The next step is to find a dentist to replace the existing amalgam. This is an important decision as many dentists are completely unaware of how sick people can be made from the mercury vapour released during filling removal. Careful technique is essential and skill with the use of composite fillings will make the process faster. Ideally the dentist should be a “holistic dentist” who has taken special training in this field. A training and certification process for dentists is available through the International Academy of Oral Medicine and Toxicology. At the very least, the dentist should not be using amalgam in his or her practice at all.

Before the dental work is done, the patient should be on a nutritional and oral detoxification program for at least six weeks. If possible, all the dental work should be done in one sitting, or if this is not possible, in sessions a few days apart. As soon as the dental work is done, preferably on the same day, the patient should have intravenous DMPS chelation, with a high dose of Vitamin C and other intravenous nutritional support. The urine should be collected immediately after to measure the excretion of mercury and other minerals. This helps to determine how effective the chelation has been and to plan further strategy.

During the same visit, the physician should check, using autonomic response testing, that the organs most affected by mercury poisoning are functioning well. If they are not, (are in an off-balance or are under stress), they should be treated with neural therapy to stimulate blood flow through the affected tissues.

The first day after the amalgam removal and medical treatment, it is normal to feel somewhat tired, and perhaps a bit vaguely unwell. This should settle within a day or two, but should it not, the physician should be contacted, as it is possible more neural therapy or intravenous vitamin C is needed. This sort of reaction is rare.

After the chelation, the patient should continue on a nutritional program with follow-up visits with the physician each month. DMPS injections are given each month and neural therapy, if necessary. On the third month, a repeat urinalysis is performed. The number of DMPS injections is determined by the patient’s response, the amount of mercury in the urine, and autonomic response testing.

Response to Treatment

The occasional patient feels improvement immediately after the first treatment. Most begin to slowly feel improvement after a couple of months. It is usually quite gradual and hardly noticeable at first. Most patients require six months of treatment but some will need a year or more.

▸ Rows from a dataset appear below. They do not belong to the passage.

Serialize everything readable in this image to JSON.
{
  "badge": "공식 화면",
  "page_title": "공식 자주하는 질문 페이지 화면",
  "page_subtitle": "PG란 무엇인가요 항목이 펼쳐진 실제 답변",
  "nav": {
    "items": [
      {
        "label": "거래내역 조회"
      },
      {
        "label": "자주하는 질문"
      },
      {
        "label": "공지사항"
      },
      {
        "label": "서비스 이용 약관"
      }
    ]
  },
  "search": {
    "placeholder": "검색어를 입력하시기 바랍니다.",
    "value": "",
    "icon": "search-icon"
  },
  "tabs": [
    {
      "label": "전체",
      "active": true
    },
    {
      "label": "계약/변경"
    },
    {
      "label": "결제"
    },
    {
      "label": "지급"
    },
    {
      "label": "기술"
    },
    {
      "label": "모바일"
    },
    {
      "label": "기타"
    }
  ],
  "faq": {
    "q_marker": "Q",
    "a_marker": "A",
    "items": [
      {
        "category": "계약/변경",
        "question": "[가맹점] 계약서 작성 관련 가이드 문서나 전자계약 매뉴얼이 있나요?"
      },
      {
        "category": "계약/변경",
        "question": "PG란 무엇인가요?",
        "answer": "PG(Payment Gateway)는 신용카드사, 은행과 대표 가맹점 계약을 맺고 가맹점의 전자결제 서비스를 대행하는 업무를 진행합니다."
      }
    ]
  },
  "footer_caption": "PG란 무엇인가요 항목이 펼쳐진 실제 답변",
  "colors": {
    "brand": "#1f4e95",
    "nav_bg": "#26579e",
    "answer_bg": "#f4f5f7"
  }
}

There is no guarantee that all patients will improve with this approach and that all symptoms will disappear, but in patients without serious underlying diseases, an 80% success rate has been achieved.